M.Sc. Eng., and the Ph.D. degrees in Electrical and
Electronic Engineering in 1989, 1994, and 1997,
respectively. He was awarded a gold medal for outstanding
performance in B.Sc. Engineering examination. He received
the Japanese Government Scholarship from April 1991 to
March 1997 for pursuing his graduate studies, and received his Ph.D. degree
from Hokkaido University, Sapporo, Japan.

In 1997, he was a visiting researcher in Electrotechnical Laboratory, Tsukuba, Japan. Then in 1998, he became a lecturer in the Department of Electrical and Electronic Engineering, Bangladesh University of Engineering and Technology (BUET), Dhaka, Bangladesh, where he is now an Associate Professor.

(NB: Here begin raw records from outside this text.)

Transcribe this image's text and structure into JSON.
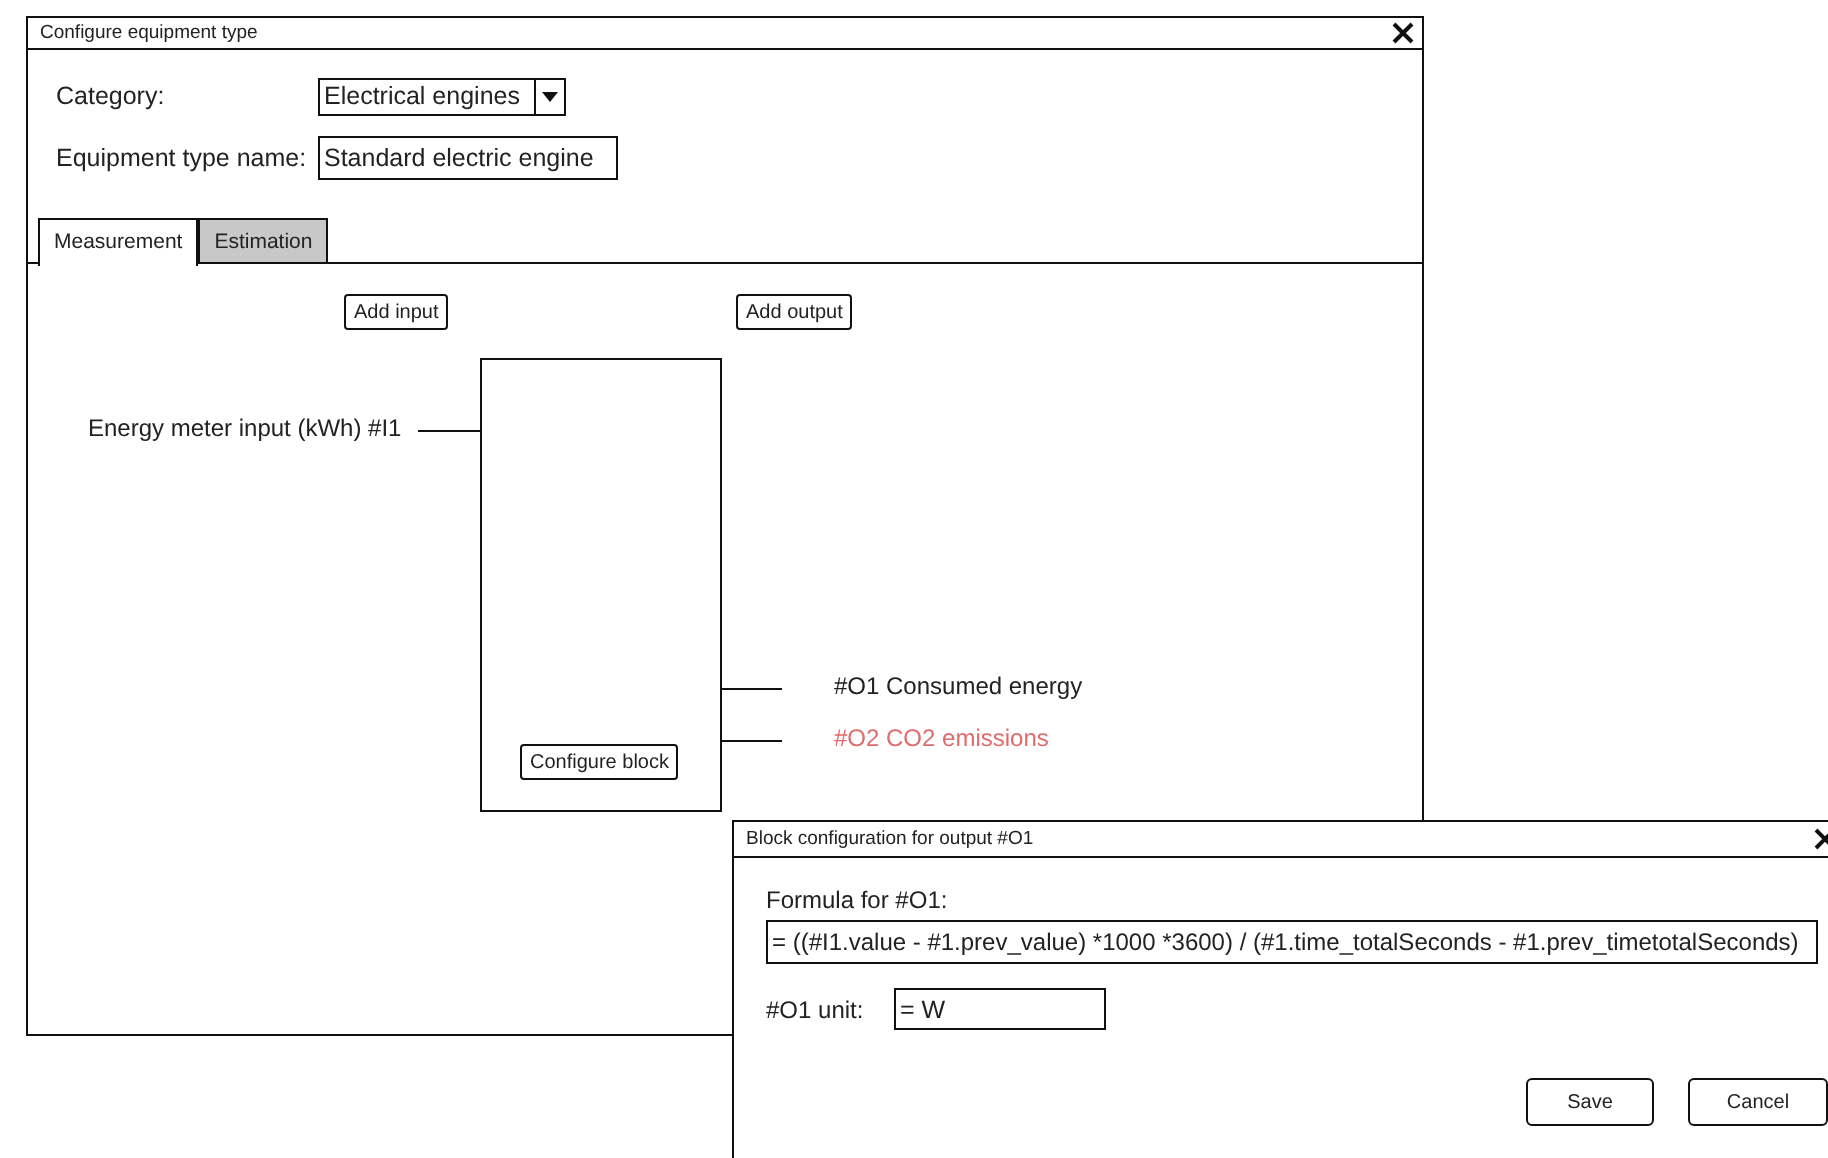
{
  "main_window": {
    "title": "Configure equipment type",
    "category": {
      "label": "Category:",
      "value": "Electrical engines"
    },
    "name_field": {
      "label": "Equipment type name:",
      "value": "Standard electric engine"
    },
    "tabs": [
      {
        "label": "Measurement",
        "selected": true
      },
      {
        "label": "Estimation",
        "selected": false
      }
    ],
    "diagram": {
      "add_input": "Add input",
      "add_output": "Add output",
      "configure_block": "Configure block",
      "inputs": [
        {
          "label": "Energy meter input (kWh) #I1"
        }
      ],
      "outputs": [
        {
          "label": "#O1 Consumed energy",
          "color": "#222222"
        },
        {
          "label": "#O2 CO2 emissions",
          "color": "#e06b6b"
        }
      ]
    }
  },
  "dialog": {
    "title": "Block configuration for output #O1",
    "formula_label": "Formula for #O1:",
    "formula_value": "= ((#I1.value - #1.prev_value) *1000 *3600) / (#1.time_totalSeconds - #1.prev_timetotalSeconds)",
    "unit_label": "#O1 unit:",
    "unit_value": "= W",
    "buttons": [
      "Save",
      "Cancel"
    ]
  }
}
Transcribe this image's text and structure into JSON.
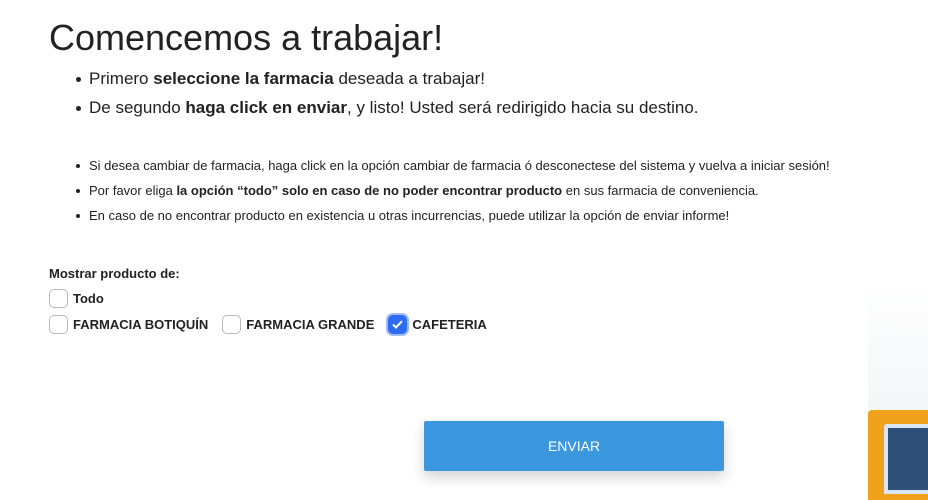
{
  "page": {
    "title": "Comencemos a trabajar!"
  },
  "instructions": {
    "primary": [
      {
        "pre": "Primero ",
        "bold": "seleccione la farmacia",
        "post": " deseada a trabajar!"
      },
      {
        "pre": "De segundo ",
        "bold": "haga click en enviar",
        "post": ", y listo! Usted será redirigido hacia su destino."
      }
    ],
    "secondary": [
      {
        "pre": "Si desea cambiar de farmacia, haga click en la opción cambiar de farmacia ó desconectese del sistema y vuelva a iniciar sesión!",
        "bold": "",
        "post": ""
      },
      {
        "pre": "Por favor eliga ",
        "bold": "la opción “todo” solo en caso de no poder encontrar producto",
        "post": " en sus farmacia de conveniencia."
      },
      {
        "pre": "En caso de no encontrar producto en existencia u otras incurrencias, puede utilizar la opción de enviar informe!",
        "bold": "",
        "post": ""
      }
    ]
  },
  "filter": {
    "label": "Mostrar producto de:",
    "options": [
      {
        "label": "Todo",
        "checked": false
      },
      {
        "label": "FARMACIA BOTIQUÍN",
        "checked": false
      },
      {
        "label": "FARMACIA GRANDE",
        "checked": false
      },
      {
        "label": "CAFETERIA",
        "checked": true
      }
    ]
  },
  "actions": {
    "submit_label": "ENVIAR"
  },
  "colors": {
    "accent": "#3a97dd",
    "checkbox_checked": "#2d6cf0",
    "text": "#222222"
  }
}
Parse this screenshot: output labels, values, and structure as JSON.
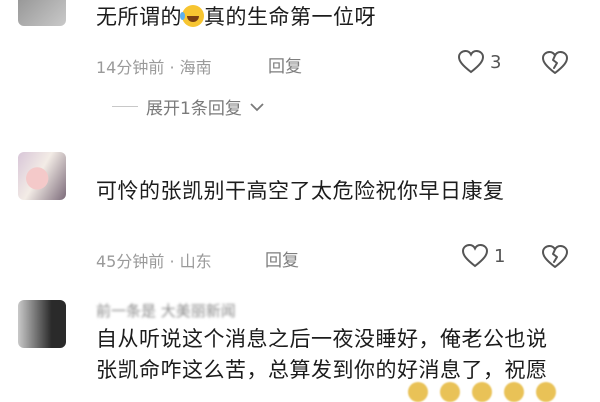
{
  "comments": [
    {
      "text_before": "无所谓的",
      "text_after": "真的生命第一位呀",
      "emoji": "laughing-tears-icon",
      "time": "14分钟前",
      "location": "海南",
      "reply_label": "回复",
      "likes": "3",
      "expand_label": "展开1条回复"
    },
    {
      "text": "可怜的张凯别干高空了太危险祝你早日康复",
      "time": "45分钟前",
      "location": "山东",
      "reply_label": "回复",
      "likes": "1"
    },
    {
      "quoted": "前一条是 大美丽新闻",
      "text": "自从听说这个消息之后一夜没睡好，俺老公也说张凯命咋这么苦，总算发到你的好消息了，祝愿"
    }
  ],
  "separator": "·",
  "colors": {
    "text": "#1c1c1c",
    "meta": "#9a9a9a",
    "icon": "#555555"
  }
}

From Aug. 2003 to June 2004, he was on postdoctoral study leave from BUET and worked as a research fellow with the photonics research group in City University London, UK. His current research interests include optical fibers, photonic crystal fibers, amplification properties in fibers, electrooptic modulators, and the application of numerical techniques to integrated photonics problems and microwave integrated circuits.

Dr. Alam is a member of Bangladesh Computer Society and the Institution of Engineers, Bangladesh.

**Sarkar Rahat M. Anwar** received his B.Sc. Eng. Degree in Electrical and
Electronic Engineering from Bangladesh University of Engineering and
Technology (BUET), Dhaka, Bangladesh in 2008.